The spa and in the hotel's basement don't immediately stand out compared to those at other luxe Manhattan properties -- but guests get free access to the hot tub, sauna, and steam room in the spa. The is well equipped but keeps limited hours.
The Four Seasons' list of family-friendly features is extensive. Given advance warning, the hotel will provide a welcome package for very young guests, plus child-size bathrobes. The hotel also offers materials for childproofing rooms, as well as coloring books, rollaway beds, cribs, PlayStation game consoles, and a DVD lending library with titles for children. Babysitting services are available through the concierge with 48 hours' notice, but the hotel will also try to accommodate later requests.
That catalog of family-friendly services sets the Four Seasons ahead of most other New York hotels, including the Waldorf-Astoria and the Mandarin Oriental. However, prospective guests should note that on-site dining facilities and the overall air of the place caters much more to buttoned-down grown-ups than to energetic tykes.
is a popular power lunch spot by day and classy wine bar at night.
The Four Seasons offers high-priced fine-dining on its premises. The Garden offers gourmet fare that's tasty but hard on the wallet, and the Four Seasons' room service comes from a separate, in-house kitchen.

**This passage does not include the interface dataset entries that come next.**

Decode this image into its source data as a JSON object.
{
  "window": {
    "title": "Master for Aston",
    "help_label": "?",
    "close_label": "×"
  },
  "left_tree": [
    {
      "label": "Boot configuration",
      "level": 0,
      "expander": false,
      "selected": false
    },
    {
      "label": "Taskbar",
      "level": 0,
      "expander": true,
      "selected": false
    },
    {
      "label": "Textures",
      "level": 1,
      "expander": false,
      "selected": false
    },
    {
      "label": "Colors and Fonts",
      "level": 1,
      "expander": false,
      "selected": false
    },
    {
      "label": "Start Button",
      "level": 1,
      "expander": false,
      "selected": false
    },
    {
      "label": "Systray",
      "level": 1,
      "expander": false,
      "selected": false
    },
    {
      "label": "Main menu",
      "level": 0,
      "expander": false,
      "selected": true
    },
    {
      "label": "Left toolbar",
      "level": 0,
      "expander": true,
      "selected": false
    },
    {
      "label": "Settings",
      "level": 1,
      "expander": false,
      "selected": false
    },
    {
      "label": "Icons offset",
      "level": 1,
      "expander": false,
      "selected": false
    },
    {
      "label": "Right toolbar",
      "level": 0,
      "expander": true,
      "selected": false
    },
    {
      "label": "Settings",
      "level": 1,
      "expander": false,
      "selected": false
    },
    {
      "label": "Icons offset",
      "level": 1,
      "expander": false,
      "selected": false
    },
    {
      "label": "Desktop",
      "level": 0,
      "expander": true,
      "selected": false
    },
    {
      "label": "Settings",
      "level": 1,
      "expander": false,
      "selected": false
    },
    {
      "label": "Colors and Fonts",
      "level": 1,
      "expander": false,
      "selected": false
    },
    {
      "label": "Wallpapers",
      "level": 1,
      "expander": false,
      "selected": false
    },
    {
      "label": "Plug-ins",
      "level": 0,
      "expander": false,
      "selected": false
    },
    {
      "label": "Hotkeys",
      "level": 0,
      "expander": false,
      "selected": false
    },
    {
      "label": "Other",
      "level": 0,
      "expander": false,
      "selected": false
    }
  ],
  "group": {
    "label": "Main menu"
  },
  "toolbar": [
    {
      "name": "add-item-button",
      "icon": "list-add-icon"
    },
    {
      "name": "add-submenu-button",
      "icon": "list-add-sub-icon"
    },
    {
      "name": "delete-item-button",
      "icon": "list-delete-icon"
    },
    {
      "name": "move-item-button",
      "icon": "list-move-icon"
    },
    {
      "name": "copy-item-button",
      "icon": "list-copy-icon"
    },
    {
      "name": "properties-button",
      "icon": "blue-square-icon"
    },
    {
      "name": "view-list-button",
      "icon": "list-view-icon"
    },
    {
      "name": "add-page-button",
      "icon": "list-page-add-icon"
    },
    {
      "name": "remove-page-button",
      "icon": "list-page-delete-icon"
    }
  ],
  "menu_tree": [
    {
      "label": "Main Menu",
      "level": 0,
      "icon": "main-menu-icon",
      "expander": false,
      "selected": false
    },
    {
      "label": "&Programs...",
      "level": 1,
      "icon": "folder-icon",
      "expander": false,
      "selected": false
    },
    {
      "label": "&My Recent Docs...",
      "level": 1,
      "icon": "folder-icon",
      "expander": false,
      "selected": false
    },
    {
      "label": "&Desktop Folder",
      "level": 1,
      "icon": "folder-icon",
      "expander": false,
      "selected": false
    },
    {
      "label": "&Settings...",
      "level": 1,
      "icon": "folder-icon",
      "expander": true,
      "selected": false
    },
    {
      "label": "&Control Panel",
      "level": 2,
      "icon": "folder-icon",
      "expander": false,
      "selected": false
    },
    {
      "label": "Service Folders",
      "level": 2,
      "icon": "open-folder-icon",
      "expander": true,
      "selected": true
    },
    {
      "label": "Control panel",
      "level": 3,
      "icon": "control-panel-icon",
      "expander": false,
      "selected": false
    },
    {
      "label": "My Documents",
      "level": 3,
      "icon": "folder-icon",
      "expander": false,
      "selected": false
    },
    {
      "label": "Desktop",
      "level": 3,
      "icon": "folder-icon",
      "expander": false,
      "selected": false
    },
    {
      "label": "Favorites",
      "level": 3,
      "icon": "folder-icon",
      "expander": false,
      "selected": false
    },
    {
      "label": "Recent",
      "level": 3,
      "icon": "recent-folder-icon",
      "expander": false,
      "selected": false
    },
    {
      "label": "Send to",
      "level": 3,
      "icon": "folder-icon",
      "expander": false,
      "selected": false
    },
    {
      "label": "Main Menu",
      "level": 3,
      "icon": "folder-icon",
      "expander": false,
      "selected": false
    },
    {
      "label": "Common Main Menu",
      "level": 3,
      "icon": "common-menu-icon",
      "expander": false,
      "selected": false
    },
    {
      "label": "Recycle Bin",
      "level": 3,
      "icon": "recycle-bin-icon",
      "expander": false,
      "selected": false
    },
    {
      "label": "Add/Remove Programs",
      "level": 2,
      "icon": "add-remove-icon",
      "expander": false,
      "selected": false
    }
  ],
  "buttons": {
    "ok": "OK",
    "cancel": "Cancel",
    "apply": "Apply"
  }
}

Deliberately business-like, the 368-room Four Seasons in Midtown East has all the luxury essentials: stylish lobby, beck-and-call service, a fine spa and , and some of the city's largest rooms. Plus, guests can use spa facilities for free. But before booking, check the rates at the Waldorf-Astoria (more historic) or the Mandarin Oriental (better gym).